“It’s about the extension or continuation of life in a different form,” Mary tells me.
It was at this point that things started getting exciting for Warren. Suddenly his “terrible idea” wasn’t so terrible at all. “Instead of being stuck in the past, grieving and feeling disconnected, there was the potential for people to actually connect to something beautiful and present and changing, and to know what they’re connecting to is real. This is what I’m so excited about – we’ve actually created a real transformation process,” Warren says.
Warren’s not-so-terrible idea became Living Legacy Forest. As well as offering infused memorial trees, the Living Legacy concept includes a vast re-forestation program. For each infused memorial tree planted, an additional 200 trees are also planted in the person’s honour, offsetting the carbon created by an average person’s life.
The positive potential for the Living Legacy concept is twofold. Firstly, in the next 10 years over 1.5 million Australians will die. Many cemeteries in major Australian cities are already close to capacity. With the majority of people now choosing cremation over burial, places to grieve and memorialise people are decreasing, meaning a loss of connection within communities. “If we don’t make changes to memorial infrastructure we stand to lose the community connection to an entire generation,” Warren tells me. Secondly, the potential environmental benefits are massive. Warren reckons if only 10% of Australians chose to leave a legacy with trees when they die, the impact would be huge – in the realm of 400 million trees.
Warren’s dream for Living Legacy is to license the technology to government authorities across Australia to enable them to offer the choice to people in their communities. He and his team want to transform cemeteries back into forests, and to create living memorial forests. “Our vision is not only to connect people back to nature and back to plants, it’s also to keep that connection in the community and connect the generations.” He’s already started working with local governments to discuss ways of integrating living memorial trees into public spaces – memorialising people within the communities in which they lived. Currently, the Living Legacy offering is available in 18 locations throughout Melbourne and the team is working to make Living Legacy available nationally.
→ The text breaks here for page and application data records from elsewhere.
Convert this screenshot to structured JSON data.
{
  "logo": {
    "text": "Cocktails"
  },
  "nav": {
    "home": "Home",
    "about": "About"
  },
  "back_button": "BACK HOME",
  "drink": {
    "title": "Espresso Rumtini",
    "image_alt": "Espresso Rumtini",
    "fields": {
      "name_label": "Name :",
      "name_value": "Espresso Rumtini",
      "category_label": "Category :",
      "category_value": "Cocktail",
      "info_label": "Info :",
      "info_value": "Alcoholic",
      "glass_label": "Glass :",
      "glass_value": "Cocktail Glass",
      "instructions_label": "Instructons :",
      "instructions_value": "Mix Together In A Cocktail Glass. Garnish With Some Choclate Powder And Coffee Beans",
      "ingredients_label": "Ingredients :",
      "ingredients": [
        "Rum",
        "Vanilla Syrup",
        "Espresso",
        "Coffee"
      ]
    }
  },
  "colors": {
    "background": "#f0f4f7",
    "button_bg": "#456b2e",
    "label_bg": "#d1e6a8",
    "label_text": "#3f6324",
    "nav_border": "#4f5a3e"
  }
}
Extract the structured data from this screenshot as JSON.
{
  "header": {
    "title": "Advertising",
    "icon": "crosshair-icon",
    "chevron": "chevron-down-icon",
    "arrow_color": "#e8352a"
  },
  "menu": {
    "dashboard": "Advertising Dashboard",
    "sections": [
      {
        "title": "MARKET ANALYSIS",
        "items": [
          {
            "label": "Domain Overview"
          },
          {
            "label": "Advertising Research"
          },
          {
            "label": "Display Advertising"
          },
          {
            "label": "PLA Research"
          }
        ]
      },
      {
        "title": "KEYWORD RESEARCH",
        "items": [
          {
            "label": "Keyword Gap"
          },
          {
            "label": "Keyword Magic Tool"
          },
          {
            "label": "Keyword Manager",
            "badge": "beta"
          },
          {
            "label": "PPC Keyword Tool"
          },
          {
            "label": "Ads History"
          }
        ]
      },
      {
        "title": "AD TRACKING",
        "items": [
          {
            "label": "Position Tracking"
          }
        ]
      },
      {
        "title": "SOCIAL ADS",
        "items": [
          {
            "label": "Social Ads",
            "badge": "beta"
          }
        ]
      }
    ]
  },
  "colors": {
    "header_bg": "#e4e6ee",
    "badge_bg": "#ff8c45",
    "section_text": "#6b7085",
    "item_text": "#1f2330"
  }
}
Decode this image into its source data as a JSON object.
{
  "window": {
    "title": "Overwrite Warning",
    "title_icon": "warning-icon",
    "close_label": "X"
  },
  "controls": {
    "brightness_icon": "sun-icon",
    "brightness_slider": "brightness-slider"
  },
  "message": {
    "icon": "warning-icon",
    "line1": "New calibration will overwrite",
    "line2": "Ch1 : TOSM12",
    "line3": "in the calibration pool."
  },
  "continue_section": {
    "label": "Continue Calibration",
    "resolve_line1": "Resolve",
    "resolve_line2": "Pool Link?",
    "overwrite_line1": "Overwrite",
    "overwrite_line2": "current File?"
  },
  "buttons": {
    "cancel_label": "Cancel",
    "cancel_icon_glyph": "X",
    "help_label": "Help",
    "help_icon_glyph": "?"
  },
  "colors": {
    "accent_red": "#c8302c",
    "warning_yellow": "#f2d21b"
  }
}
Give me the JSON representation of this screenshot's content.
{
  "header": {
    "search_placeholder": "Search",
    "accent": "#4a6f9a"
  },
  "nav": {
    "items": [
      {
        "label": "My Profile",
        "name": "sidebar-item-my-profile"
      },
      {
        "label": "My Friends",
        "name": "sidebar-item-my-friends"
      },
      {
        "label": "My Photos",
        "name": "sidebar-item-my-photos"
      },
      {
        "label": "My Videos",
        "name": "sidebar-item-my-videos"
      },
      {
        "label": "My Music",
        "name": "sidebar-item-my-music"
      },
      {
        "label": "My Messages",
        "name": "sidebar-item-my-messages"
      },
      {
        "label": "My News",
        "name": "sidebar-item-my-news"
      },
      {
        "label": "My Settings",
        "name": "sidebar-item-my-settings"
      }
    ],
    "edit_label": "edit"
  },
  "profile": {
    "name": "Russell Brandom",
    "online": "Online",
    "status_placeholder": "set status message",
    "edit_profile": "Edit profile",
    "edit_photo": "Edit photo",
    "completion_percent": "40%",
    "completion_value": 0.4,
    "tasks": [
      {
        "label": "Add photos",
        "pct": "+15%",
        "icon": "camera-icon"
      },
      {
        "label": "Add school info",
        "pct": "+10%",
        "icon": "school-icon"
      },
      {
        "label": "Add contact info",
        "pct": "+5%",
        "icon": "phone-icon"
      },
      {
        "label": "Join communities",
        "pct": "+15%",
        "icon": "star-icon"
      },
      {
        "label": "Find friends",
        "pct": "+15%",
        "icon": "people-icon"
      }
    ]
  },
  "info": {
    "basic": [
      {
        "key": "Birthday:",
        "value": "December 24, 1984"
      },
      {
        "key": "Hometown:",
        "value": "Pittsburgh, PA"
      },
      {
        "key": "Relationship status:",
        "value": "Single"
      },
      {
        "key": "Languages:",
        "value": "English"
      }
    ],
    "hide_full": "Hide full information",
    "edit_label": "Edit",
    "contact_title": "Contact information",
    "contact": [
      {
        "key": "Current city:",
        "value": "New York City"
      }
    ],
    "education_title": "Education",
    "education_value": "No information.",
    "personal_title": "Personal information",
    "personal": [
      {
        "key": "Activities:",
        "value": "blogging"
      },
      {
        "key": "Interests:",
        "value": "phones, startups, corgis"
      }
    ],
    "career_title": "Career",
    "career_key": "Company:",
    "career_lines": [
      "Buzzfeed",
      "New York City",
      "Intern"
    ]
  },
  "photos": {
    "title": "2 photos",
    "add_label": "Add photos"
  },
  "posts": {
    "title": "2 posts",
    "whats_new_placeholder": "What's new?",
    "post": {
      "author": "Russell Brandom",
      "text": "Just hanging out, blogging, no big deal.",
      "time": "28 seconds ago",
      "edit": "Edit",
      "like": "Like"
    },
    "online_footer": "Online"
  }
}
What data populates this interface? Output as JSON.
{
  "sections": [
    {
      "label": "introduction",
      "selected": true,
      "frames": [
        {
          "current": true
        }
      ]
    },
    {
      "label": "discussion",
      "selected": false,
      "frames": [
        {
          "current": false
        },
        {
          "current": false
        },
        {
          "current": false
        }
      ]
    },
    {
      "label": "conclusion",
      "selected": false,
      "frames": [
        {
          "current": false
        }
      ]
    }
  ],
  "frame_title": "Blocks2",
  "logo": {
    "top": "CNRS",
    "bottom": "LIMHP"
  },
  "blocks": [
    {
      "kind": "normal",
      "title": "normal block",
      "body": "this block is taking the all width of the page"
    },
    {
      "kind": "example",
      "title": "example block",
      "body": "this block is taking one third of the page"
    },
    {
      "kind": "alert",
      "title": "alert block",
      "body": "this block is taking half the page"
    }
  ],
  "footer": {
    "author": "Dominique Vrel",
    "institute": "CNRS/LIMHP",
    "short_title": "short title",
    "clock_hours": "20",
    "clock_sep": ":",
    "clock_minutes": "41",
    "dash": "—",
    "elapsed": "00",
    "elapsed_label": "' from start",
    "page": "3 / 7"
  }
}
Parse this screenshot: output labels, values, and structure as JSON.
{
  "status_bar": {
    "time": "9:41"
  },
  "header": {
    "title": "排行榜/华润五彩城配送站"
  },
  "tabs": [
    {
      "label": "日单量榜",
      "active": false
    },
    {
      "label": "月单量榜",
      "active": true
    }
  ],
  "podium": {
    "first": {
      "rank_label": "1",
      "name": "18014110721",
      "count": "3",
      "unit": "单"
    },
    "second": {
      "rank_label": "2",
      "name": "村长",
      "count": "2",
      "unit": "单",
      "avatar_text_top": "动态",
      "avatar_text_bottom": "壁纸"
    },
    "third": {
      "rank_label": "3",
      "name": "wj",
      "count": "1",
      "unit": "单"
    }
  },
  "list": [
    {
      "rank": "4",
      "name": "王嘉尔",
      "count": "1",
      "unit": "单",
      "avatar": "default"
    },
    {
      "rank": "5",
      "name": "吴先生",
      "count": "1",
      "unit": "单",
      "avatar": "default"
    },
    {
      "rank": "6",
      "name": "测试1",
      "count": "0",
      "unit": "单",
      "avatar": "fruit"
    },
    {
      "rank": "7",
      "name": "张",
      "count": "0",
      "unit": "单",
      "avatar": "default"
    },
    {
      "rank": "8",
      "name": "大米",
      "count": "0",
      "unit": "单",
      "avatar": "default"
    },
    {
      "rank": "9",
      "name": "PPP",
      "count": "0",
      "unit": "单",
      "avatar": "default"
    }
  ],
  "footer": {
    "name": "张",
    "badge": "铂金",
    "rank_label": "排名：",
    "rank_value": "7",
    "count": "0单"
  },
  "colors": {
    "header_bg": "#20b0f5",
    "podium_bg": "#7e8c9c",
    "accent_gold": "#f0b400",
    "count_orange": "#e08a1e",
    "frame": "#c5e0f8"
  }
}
My vision is that we restore the right for people to be remembered in their own community, while creating beautiful public open spaces that inspire a generation to stand tall & remember their roots,” Warren says.
I most definitely want to be a tree when I die. I’m not sure what species yet, and I don’t really know if I care. After all, life is life is life. Right? One thing I do care about, though, is not being planted in a cemetery, in the city. I’d like to be in the bush – somewhere vast and wild. I ask Warren if this will be a possibility. “In short, yes,” he tells me. Phew. “There’ll be an option to be planted at home or on private property in the near future, and we also want to partner with conservation groups to facilitate memorial reforestation, which would be very exciting.” YES!
Send me to the bush when I’m gone, Warren.